Plastic pollution is not just isolated to landfills. It has taken over our planet and our oceans. Each year, eight million metric tons of plastic is dumped into the ocean. This plastic comes from many different places. One of the most obvious ways that plastic ends up in the ocean is through trash being left directly on or near beaches that get swept out to sea, but even trash far away from the coast can still make its way to the ocean through storm drains, rivers, and canals.
Some of the most common pollution found in the ocean include plastic and glass bottles, styrofoam cups, straws, and utensils, all items made for single use and convenience. These break down into microplastic, which is the most common size (less than 5mm) found in the ocean and easily eaten by animals. These plastics do the most damage because they can disperse very easily and are very hard to locate and clean up. A lot of these plastics come from waterways and end up in the ocean. Synthetic fabrics are a good example of this. Each time you wash your clothes, they shed tiny microfabrics that end up in the water in the washing machine, and drain into your local waterways and sewage systems and eventually into the ocean.
Another big contributor to plastic pollution is the disregard of materials from industrial and commercial fishing. The fishing industry uses giant fishing nets and other gear that commonly end up in the ocean either by accident or purposefully thrown overboard. Ghost nets in particular can drift for thousands of miles killing hundreds of animals in its wake. This is the main type of ocean waste that is recycled and spun into our bikinis.
Yet another type of pollution that is commonly overlooked is industrial pollution. Chemical runoff from power plants and factories play a big role in releasing toxic waste into the natural environment. Some of the biggest catastrophes that have severely affected the oceans and marine species are oil spills. Oil spills are a direct result of human impact on the environment and are usually caused by accidents involving drilling, pumping, and tankers. Because humans currently rely heavily on nonrenewable resources, extraction efforts take place all over the world and accidents directly harm the ocean.
Ways to make a difference
Although an extensive amount of damage has already been done to our oceans, it doesn't mean there’s no other way. We can all do our part and change our own habits to protect and lower the impacts to the oceans over the years to come. Becoming aware of threats to the ocean is the first step. Because we know so much plastic pollution ends up in the ocean, we can use this information to help reduce our own plastic usage.

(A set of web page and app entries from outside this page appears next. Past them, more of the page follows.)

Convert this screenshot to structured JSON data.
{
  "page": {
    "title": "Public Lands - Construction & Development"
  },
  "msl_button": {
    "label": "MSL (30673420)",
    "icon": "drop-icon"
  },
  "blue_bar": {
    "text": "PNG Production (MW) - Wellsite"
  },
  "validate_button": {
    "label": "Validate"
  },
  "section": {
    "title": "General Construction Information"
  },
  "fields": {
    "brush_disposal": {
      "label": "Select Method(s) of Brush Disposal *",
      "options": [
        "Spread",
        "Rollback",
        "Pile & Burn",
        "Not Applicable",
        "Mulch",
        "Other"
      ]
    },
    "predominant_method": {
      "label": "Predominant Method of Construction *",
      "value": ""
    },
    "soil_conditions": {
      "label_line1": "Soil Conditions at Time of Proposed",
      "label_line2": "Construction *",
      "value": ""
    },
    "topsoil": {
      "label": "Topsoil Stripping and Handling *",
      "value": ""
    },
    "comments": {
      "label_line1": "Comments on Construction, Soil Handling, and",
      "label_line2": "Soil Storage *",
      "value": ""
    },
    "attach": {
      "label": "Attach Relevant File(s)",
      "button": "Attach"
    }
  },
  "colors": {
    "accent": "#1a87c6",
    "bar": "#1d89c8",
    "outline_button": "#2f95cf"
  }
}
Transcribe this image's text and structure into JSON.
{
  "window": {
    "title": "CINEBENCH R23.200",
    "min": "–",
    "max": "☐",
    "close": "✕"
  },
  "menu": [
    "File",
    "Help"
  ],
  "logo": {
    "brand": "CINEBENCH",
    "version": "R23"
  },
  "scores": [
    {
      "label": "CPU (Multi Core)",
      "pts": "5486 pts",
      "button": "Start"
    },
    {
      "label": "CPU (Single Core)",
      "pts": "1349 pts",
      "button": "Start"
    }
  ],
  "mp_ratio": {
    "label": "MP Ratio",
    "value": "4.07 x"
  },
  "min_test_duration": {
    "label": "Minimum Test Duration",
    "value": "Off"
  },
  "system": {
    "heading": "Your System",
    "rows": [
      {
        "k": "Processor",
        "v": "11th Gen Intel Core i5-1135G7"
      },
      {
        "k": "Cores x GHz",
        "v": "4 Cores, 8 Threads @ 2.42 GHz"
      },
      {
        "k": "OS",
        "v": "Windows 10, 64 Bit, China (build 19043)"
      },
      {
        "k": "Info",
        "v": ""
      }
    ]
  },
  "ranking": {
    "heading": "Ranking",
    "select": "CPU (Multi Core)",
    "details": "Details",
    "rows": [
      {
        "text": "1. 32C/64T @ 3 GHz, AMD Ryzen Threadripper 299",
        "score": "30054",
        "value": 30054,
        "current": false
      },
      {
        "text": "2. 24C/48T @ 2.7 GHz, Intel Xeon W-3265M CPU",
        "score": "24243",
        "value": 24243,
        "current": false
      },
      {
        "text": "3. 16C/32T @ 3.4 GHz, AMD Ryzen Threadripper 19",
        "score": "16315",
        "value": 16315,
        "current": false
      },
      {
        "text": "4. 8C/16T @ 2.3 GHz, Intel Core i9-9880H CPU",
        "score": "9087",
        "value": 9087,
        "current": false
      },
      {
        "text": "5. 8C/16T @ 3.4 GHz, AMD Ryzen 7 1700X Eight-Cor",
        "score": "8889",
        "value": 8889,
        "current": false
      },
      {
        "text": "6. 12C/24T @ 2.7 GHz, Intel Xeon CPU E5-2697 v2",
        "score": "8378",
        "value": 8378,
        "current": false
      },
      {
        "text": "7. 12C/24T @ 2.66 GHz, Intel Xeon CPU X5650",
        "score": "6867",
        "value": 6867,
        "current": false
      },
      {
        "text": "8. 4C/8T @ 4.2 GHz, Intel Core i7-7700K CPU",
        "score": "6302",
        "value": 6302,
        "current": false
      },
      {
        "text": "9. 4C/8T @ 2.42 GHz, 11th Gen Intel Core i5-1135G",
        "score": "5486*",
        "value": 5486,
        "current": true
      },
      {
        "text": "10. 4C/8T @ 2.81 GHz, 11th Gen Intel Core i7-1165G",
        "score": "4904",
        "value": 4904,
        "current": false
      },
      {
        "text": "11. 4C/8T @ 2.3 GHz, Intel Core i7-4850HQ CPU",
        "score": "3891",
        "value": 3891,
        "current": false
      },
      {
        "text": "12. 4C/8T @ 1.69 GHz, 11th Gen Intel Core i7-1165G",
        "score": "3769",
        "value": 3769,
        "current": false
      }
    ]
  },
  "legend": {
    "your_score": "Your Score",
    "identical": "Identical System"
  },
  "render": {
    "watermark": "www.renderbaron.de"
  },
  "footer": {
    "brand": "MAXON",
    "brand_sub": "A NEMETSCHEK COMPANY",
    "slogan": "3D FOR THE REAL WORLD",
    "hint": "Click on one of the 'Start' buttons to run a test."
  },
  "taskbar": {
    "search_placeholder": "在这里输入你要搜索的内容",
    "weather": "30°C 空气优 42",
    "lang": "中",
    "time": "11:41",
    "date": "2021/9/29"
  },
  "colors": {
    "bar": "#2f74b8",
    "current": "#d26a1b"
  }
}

A small first stem is to always deny single use plastic such as cutlery, take out containers, straws, and plastic bags. Instead of getting your morning coffee in the usual plastic cup, bring your own cup and reusable straw from home. When getting takeout, you can deny the plastic utensils provided and wait to get home where you can use your own reusable fork and knife. Another important step you can take is taking the time to learn about where you are buying from and what businesses you are supporting. Is the product ethically manufactured? What materials are used? What kind of packaging does this come in? There is so much information online about what businesses across all industries are doing and which are leaders in sustainability. In today's world, customers have the loudest voice. If enough people stop buying from unethical and unsustainable companies, they will be forced to change their ways.
To read up on the eco-friendly materials and practices we use and how we are trying to make a difference in the fashion industry, please visit our Sustainability page and blog.